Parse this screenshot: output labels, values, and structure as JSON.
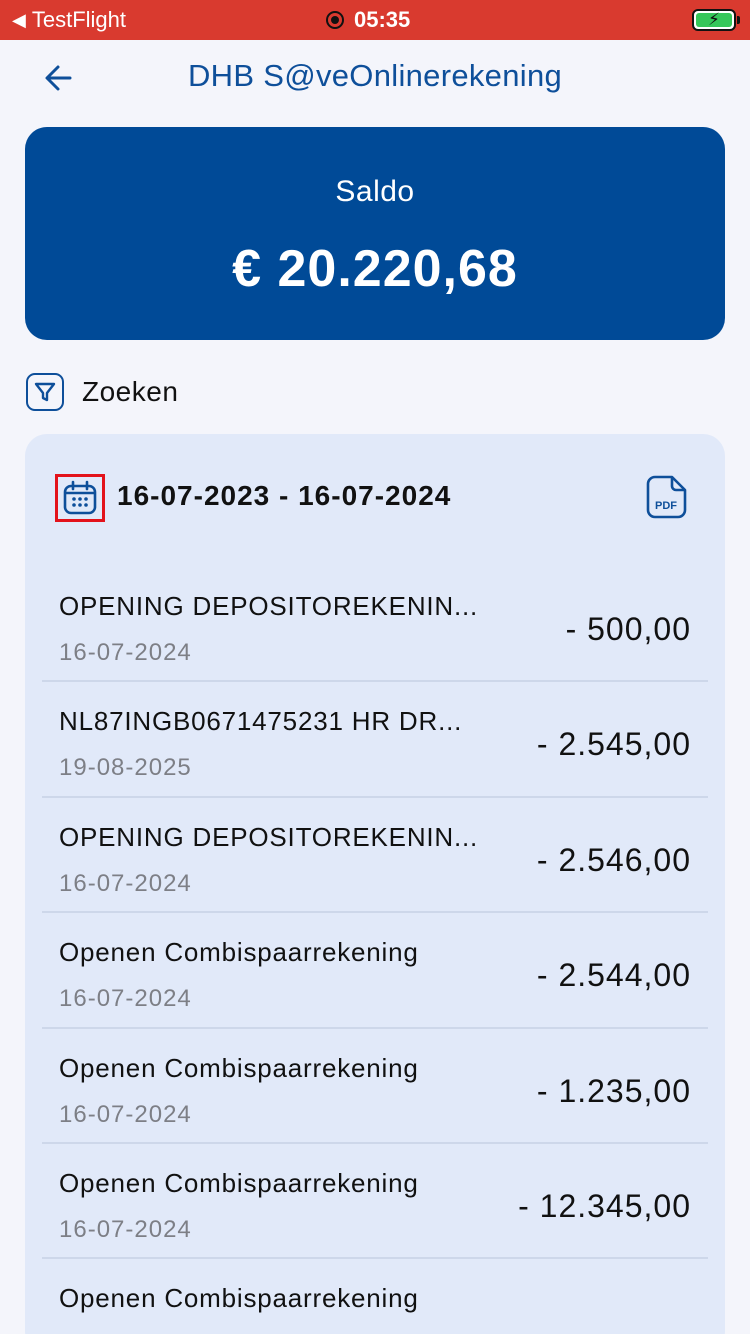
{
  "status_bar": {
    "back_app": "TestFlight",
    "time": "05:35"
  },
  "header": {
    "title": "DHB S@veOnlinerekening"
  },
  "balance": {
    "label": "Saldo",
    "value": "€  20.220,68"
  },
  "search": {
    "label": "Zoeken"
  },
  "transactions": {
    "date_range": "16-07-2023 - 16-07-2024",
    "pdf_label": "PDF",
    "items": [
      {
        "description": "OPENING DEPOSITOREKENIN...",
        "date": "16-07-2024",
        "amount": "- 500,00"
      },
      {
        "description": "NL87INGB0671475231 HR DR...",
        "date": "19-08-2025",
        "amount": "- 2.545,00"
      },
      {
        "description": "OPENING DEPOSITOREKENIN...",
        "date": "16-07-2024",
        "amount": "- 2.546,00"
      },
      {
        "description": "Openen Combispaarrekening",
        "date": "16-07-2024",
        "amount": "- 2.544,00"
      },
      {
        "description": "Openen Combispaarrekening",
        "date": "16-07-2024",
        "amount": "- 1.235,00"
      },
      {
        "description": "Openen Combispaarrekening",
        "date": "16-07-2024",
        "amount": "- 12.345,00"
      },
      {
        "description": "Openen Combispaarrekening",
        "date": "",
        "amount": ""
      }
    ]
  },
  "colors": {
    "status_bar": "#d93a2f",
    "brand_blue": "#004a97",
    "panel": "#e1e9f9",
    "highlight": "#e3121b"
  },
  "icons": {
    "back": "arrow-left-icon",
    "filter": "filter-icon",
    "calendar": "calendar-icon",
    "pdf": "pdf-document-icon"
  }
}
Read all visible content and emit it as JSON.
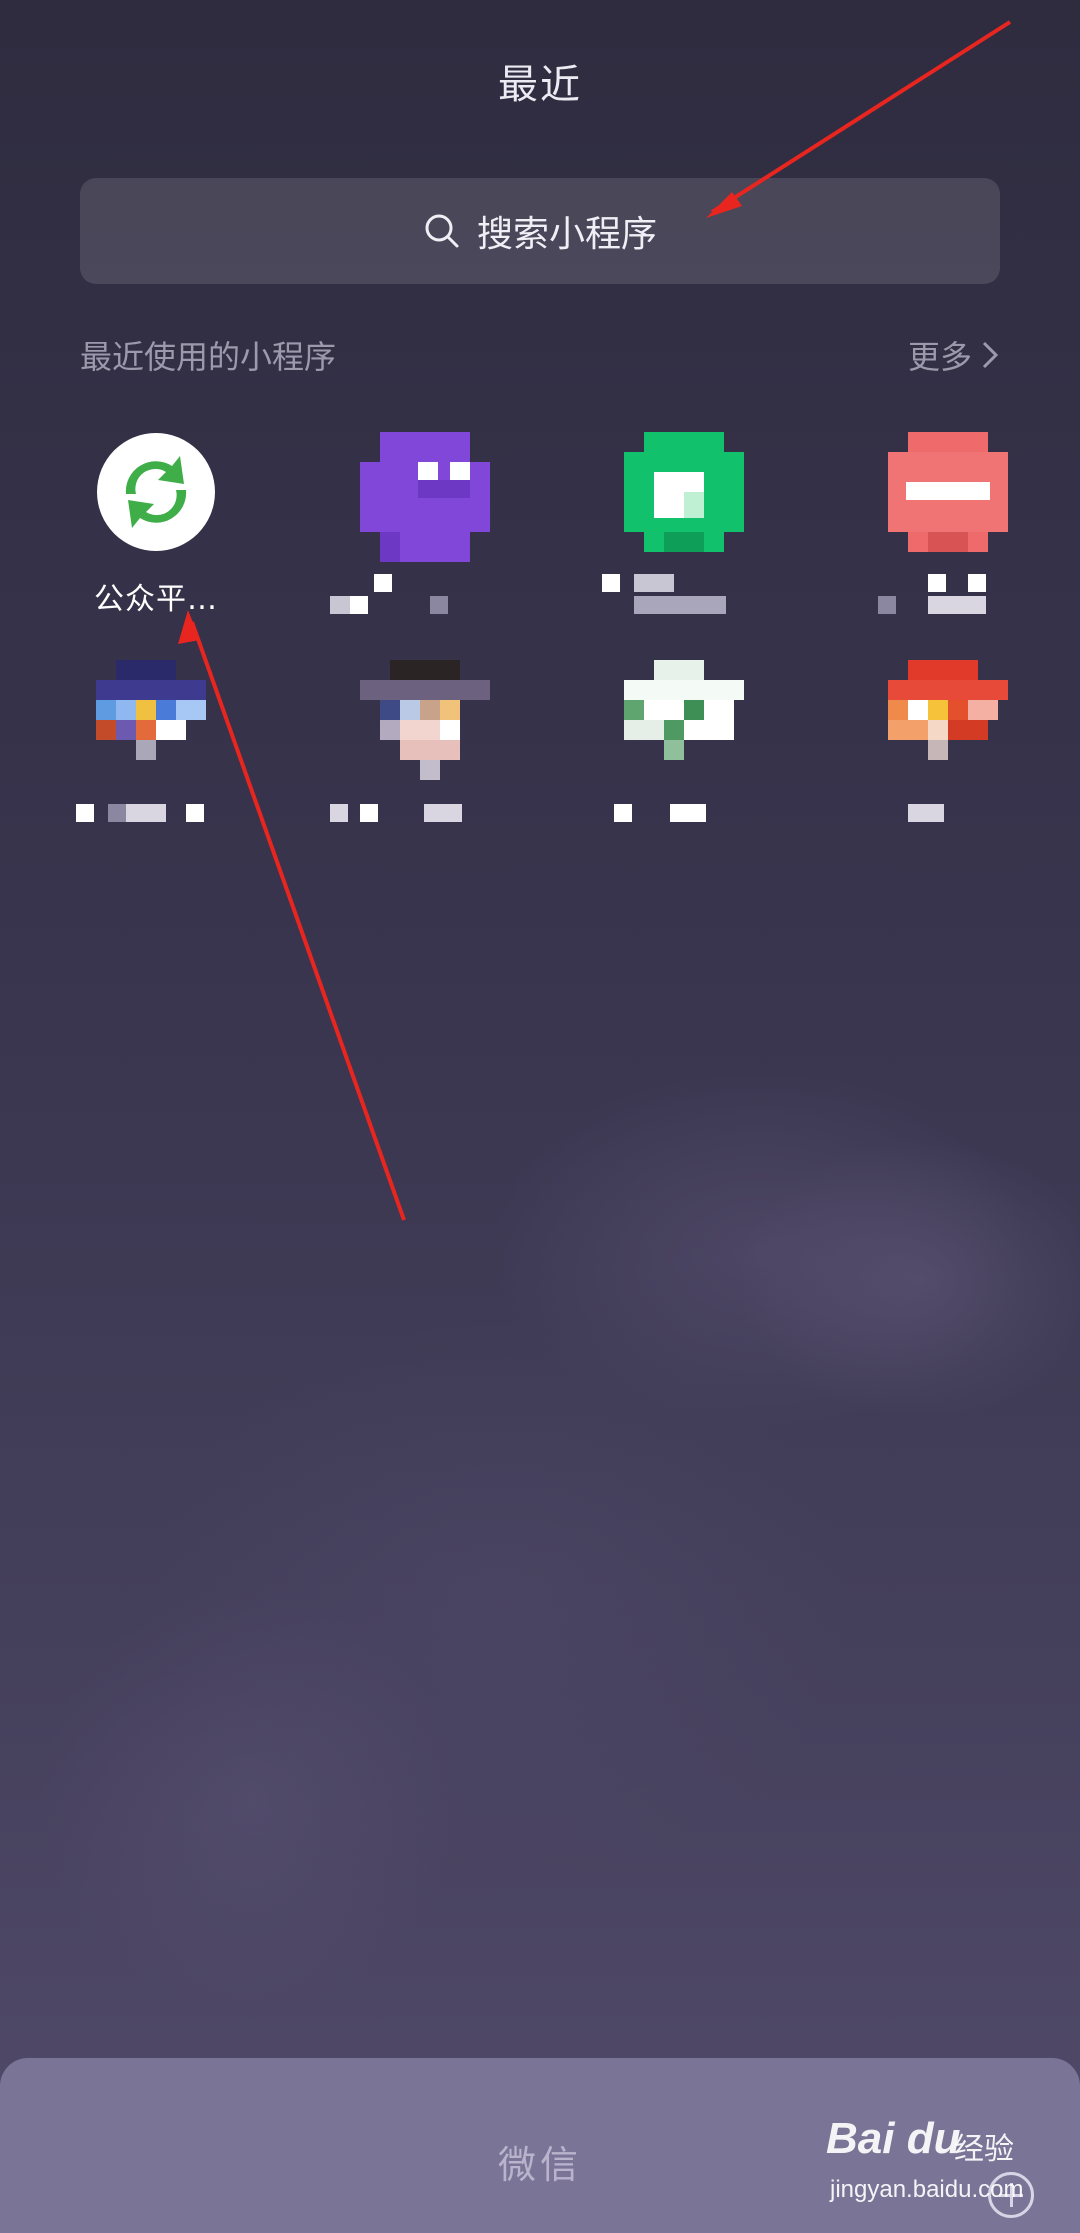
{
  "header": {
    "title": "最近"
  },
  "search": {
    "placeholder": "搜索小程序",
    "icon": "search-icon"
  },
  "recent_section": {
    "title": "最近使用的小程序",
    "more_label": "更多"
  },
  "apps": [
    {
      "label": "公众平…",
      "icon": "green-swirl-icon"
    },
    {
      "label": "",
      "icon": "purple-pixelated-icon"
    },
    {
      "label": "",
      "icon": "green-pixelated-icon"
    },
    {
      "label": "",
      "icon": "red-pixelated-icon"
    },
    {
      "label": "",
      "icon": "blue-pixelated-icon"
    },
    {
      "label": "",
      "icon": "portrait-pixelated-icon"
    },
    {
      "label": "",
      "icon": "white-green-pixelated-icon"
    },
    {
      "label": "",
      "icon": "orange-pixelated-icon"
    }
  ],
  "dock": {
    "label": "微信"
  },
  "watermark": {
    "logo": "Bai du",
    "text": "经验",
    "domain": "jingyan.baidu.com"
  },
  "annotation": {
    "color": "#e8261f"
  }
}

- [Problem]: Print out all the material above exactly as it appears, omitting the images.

- [Exercise response]:
Parse this screenshot: output labels, values, and structure as JSON.
{
  "status_bar": {
    "back_app": "TestFlight",
    "time": "05:35"
  },
  "header": {
    "title": "DHB S@veOnlinerekening"
  },
  "balance": {
    "label": "Saldo",
    "value": "€  20.220,68"
  },
  "search": {
    "label": "Zoeken"
  },
  "transactions": {
    "date_range": "16-07-2023 - 16-07-2024",
    "pdf_label": "PDF",
    "items": [
      {
        "description": "OPENING DEPOSITOREKENIN...",
        "date": "16-07-2024",
        "amount": "- 500,00"
      },
      {
        "description": "NL87INGB0671475231 HR DR...",
        "date": "19-08-2025",
        "amount": "- 2.545,00"
      },
      {
        "description": "OPENING DEPOSITOREKENIN...",
        "date": "16-07-2024",
        "amount": "- 2.546,00"
      },
      {
        "description": "Openen Combispaarrekening",
        "date": "16-07-2024",
        "amount": "- 2.544,00"
      },
      {
        "description": "Openen Combispaarrekening",
        "date": "16-07-2024",
        "amount": "- 1.235,00"
      },
      {
        "description": "Openen Combispaarrekening",
        "date": "16-07-2024",
        "amount": "- 12.345,00"
      },
      {
        "description": "Openen Combispaarrekening",
        "date": "",
        "amount": ""
      }
    ]
  },
  "colors": {
    "status_bar": "#d93a2f",
    "brand_blue": "#004a97",
    "panel": "#e1e9f9",
    "highlight": "#e3121b"
  },
  "icons": {
    "back": "arrow-left-icon",
    "filter": "filter-icon",
    "calendar": "calendar-icon",
    "pdf": "pdf-document-icon"
  }
}
Read all visible content and emit it as JSON.
{
  "header": {
    "title": "最近"
  },
  "search": {
    "placeholder": "搜索小程序",
    "icon": "search-icon"
  },
  "recent_section": {
    "title": "最近使用的小程序",
    "more_label": "更多"
  },
  "apps": [
    {
      "label": "公众平…",
      "icon": "green-swirl-icon"
    },
    {
      "label": "",
      "icon": "purple-pixelated-icon"
    },
    {
      "label": "",
      "icon": "green-pixelated-icon"
    },
    {
      "label": "",
      "icon": "red-pixelated-icon"
    },
    {
      "label": "",
      "icon": "blue-pixelated-icon"
    },
    {
      "label": "",
      "icon": "portrait-pixelated-icon"
    },
    {
      "label": "",
      "icon": "white-green-pixelated-icon"
    },
    {
      "label": "",
      "icon": "orange-pixelated-icon"
    }
  ],
  "dock": {
    "label": "微信"
  },
  "watermark": {
    "logo": "Bai du",
    "text": "经验",
    "domain": "jingyan.baidu.com"
  },
  "annotation": {
    "color": "#e8261f"
  }
}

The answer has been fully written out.